NFTs (crypto-art) or “Non-Fungible Tokens” have recently come to my attention. At first glance, I didn’t pay them any mind, that is, until the Charlie Bit Me NFT sold for close to a million dollars. So, what is an NFT? From my understanding, an NFT is a way to authenticate digital art by employing blockchain technology (this is the same tech that cryptocurrency utilizes.) With classic “real-world” art pieces, an appraisal professional can say, “That’s a true Davinci.”

Conversely, when it comes to internet memes, videos, and other forms of digital art, for years, there was no way to authenticate it. No one knew whether or not the digital art was a copy or an original.
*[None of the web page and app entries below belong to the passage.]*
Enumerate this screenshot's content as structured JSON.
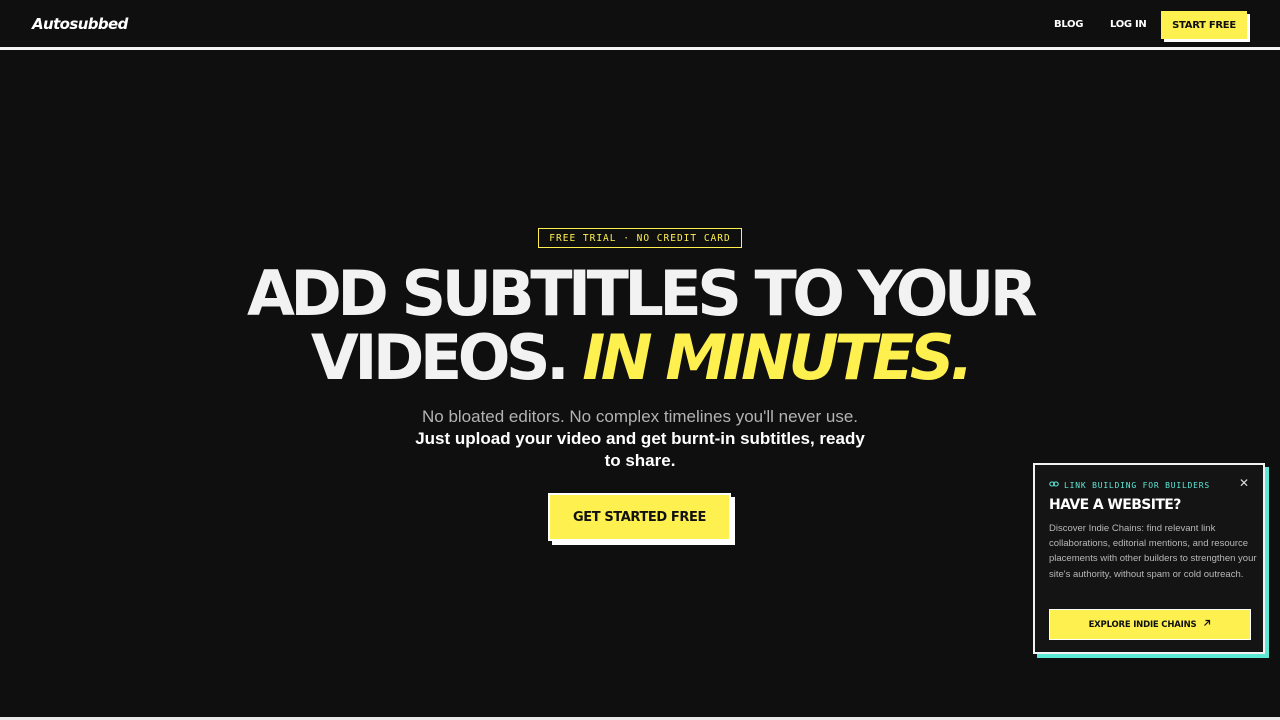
{
  "header": {
    "logo": "Autosubbed",
    "nav": {
      "blog": "BLOG",
      "login": "LOG IN"
    },
    "start_button": "START FREE"
  },
  "hero": {
    "badge": "FREE TRIAL · NO CREDIT CARD",
    "headline_line1": "ADD SUBTITLES TO YOUR",
    "headline_line2_plain": "VIDEOS.",
    "headline_line2_accent": "IN MINUTES.",
    "sub_light": "No bloated editors. No complex timelines you'll never use.",
    "sub_bold": "Just upload your video and get burnt-in subtitles, ready to share.",
    "cta": "GET STARTED FREE"
  },
  "popup": {
    "eyebrow": "LINK BUILDING FOR BUILDERS",
    "eyebrow_icon": "link-icon",
    "title": "HAVE A WEBSITE?",
    "body": "Discover Indie Chains: find relevant link collaborations, editorial mentions, and resource placements with other builders to strengthen your site's authority, without spam or cold outreach.",
    "button": "EXPLORE INDIE CHAINS",
    "button_icon": "arrow-up-right-icon",
    "close_icon": "close-icon"
  },
  "colors": {
    "background": "#0f0f10",
    "accent_yellow": "#fdf04f",
    "accent_teal": "#5de8d6",
    "text": "#f2f2f2"
  }
}
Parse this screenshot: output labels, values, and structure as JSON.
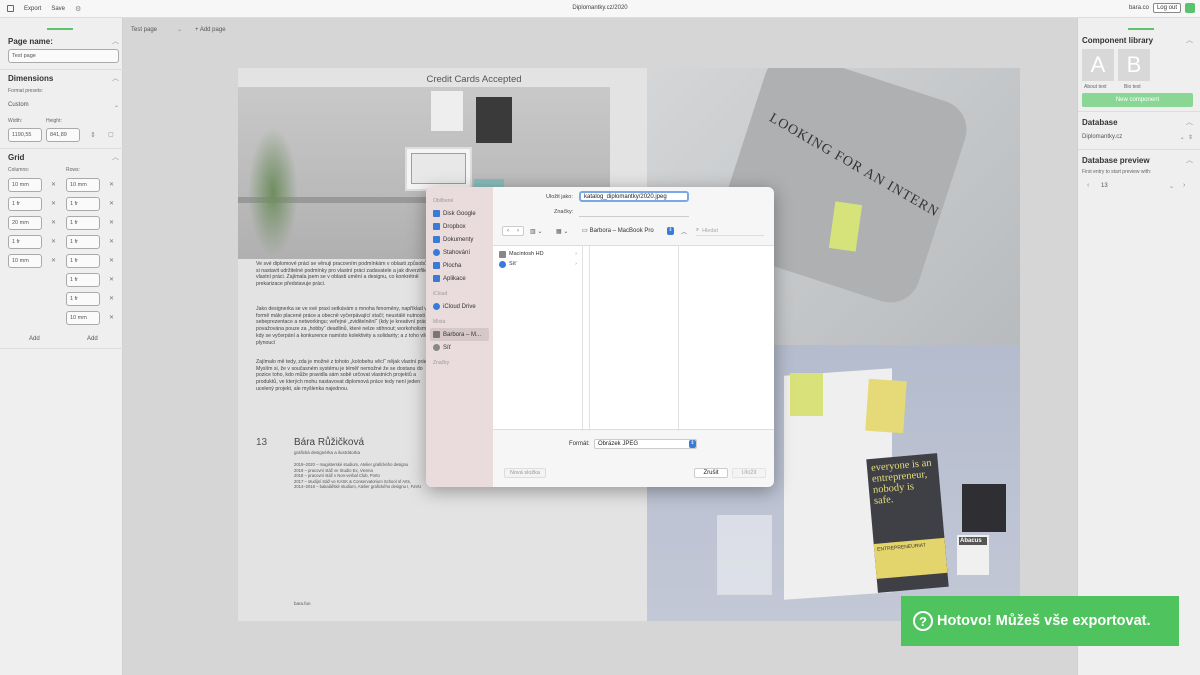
{
  "topbar": {
    "export_label": "Export",
    "save_label": "Save",
    "doc_title": "Diplomantky.cz/2020",
    "user": "bara.co",
    "logout_label": "Log out"
  },
  "left": {
    "page_name_title": "Page name:",
    "page_name_value": "Test page",
    "dimensions_title": "Dimensions",
    "format_presets_label": "Format presets:",
    "format_preset_value": "Custom",
    "width_label": "Width:",
    "height_label": "Height:",
    "width_value": "1190,55",
    "height_value": "841,89",
    "grid_title": "Grid",
    "columns_label": "Columns:",
    "rows_label": "Rows:",
    "columns": [
      "10 mm",
      "1 fr",
      "20 mm",
      "1 fr",
      "10 mm"
    ],
    "rows": [
      "10 mm",
      "1 fr",
      "1 fr",
      "1 fr",
      "1 fr",
      "1 fr",
      "1 fr",
      "10 mm"
    ],
    "add_col_label": "Add",
    "add_row_label": "Add"
  },
  "canvas": {
    "page_select": "Test page",
    "add_page_label": "Add page"
  },
  "page": {
    "photo_title": "Credit Cards Accepted",
    "para1": "Ve své diplomové práci se věnuji pracovním podmínkám v oblasti způsobů, jak si nastavit udržitelné podmínky pro vlastní práci zadavatele a jak diverzifikovat vlastní práci. Zajímala jsem se v oblasti umění a designu, co konkrétně prekarizace představuje práci.",
    "para2": "Jako designerka se ve své praxi setkávám s mnoha fenomény, například ve formě málo placené práce a obecně vyčerpávající stačí; neustálé nutnosti sebeprezentace a networkingu; veřejné „zviditelnění“ (kdy je kreativní práce považována pouze za „hobby“ deadlinů, které nelze stihnout; workoholismu, kdy se vyčerpání a konkurence namísto kolektivity a solidarity; a z toho vše plynoucí",
    "para3": "Zajímalo mě tedy, zda je možné z tohoto „kolobehu věcí“ nějak vlastní práci. Myslím si, že v současném systému je téměř nemožné že se dostanu do pozice toho, kdo může pravidla sám sobě určovat vlastních projektů a produktů, ve kterých mohu nastavovat diplomová práce tedy není jeden ucelený projekt, ale myšlenka najednou.",
    "number": "13",
    "name": "Bára Růžičková",
    "role": "grafická designérka a ilustrátorka",
    "bio": [
      "2019–2020 – magisterské studium, Atelier grafického designu",
      "2019 – pracovní stáž ve Studio Ex, Vienna",
      "2018 – pracovní stáž v Non-verbal Club, Porto",
      "2017 – studijní stáž ve KASK & Conservatorium School of Arts,",
      "2014–2018 – bakalářské studium, Atelier grafického designu I, FaVU"
    ],
    "footer": "bara.fun",
    "shirt_text": "LOOKING FOR AN INTERN",
    "book_text": "everyone is an entrepreneur, nobody is safe.",
    "book_small": "ENTREPRENEURIAT",
    "abacus": "Abacus"
  },
  "dialog": {
    "save_as_label": "Uložit jako:",
    "save_as_value": "katalog_diplomantky/2020.jpeg",
    "tags_label": "Značky:",
    "location": "Barbora – MacBook Pro",
    "search_placeholder": "Hledat",
    "sidebar": {
      "favorites_head": "Oblíbené",
      "favorites": [
        "Disk Google",
        "Dropbox",
        "Dokumenty",
        "Stahování",
        "Plocha",
        "Aplikace"
      ],
      "icloud_head": "iCloud",
      "icloud": [
        "iCloud Drive"
      ],
      "places_head": "Místa",
      "places": [
        "Barbora – M...",
        "Síť"
      ],
      "tags_head": "Značky"
    },
    "column1": [
      "Macintosh HD",
      "Síť"
    ],
    "format_label": "Formát:",
    "format_value": "Obrázek JPEG",
    "new_folder_label": "Nová složka",
    "cancel_label": "Zrušit",
    "save_label": "Uložit"
  },
  "right": {
    "component_library_title": "Component library",
    "comp_a_letter": "A",
    "comp_a_label": "About text",
    "comp_b_letter": "B",
    "comp_b_label": "Bio text",
    "new_component_label": "New component",
    "database_title": "Database",
    "database_value": "Diplomantky.cz",
    "database_preview_title": "Database preview",
    "preview_hint": "First entry to start preview with:",
    "preview_value": "13"
  },
  "toast": {
    "message": "Hotovo! Můžeš vše exportovat."
  },
  "colors": {
    "accent": "#4fc35d",
    "sidebar_pink": "#eadcdc"
  }
}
Now, with crypto art utilizing blockchain technology, you can. Investors are excited by this new tech because owning a piece of the internet is exciting, and as you can imagine, a valuable NFT is most likely an appreciating asset. The same Charlie Bit My Finger NFT worth almost a million dollars today may be worth billions in the future.

So, what does the internet, namely Twitter, have to say about NFT’s? Let’s take a look at what Twitter’s saying with this social media round-up.

Do you remember Harambe, the gorilla? A photo of Harambe will be sold as an NFT at an upcoming auction. I’m sure that this Harambe crypto-art will probably sell for hundreds of thousands of dollars, but what about supporting your local artists? Are there affordable NFTs? Apparently, yes.

Affordable NFTs seem incredible, but are they a good investment? I have no idea, but similarly to the dogecoin fanbase, NFTs seem to have gained some traction; take a look at the tag #NFT on Twitter.

While I was scrolling, I came across this issue of “clean NFTs” versus “Dirty NFTs,” and if you’ve been following the whole “Elon Musk won’t accept Bitcoin for Tesla because of its negative environmental impact” scandal, then you know what this means. I won’t get into it too much because, honestly, I don’t understand it, but my narrow understanding is that some non-fungible tokens are eco-friendly and others are not, which allows some to market their crypto-art as eco-friendly. Check out the thread below if you’re interested in this clean versus dirty debate.

I want to end on a fun and easy-to-understand note, so let’s look at celebrities selling crypto art and for how much.

If you don’t know who Grimes is, she is Elon Musk’s newest girlfriend, and along with making music, she has been creating and selling crypto-art and has made quite the profit. Check out one of her crypto art below.

What I’ve learned from my trip down this NFT rabbit hole is that if you enjoy buying physical art, you’ll enjoy purchasing this crypto-art as well. NFTs are the future in the world of art. Are you interested in buying or learning more about NFTs? Let me know on social and as always, stay safe, and I’ll see you next week.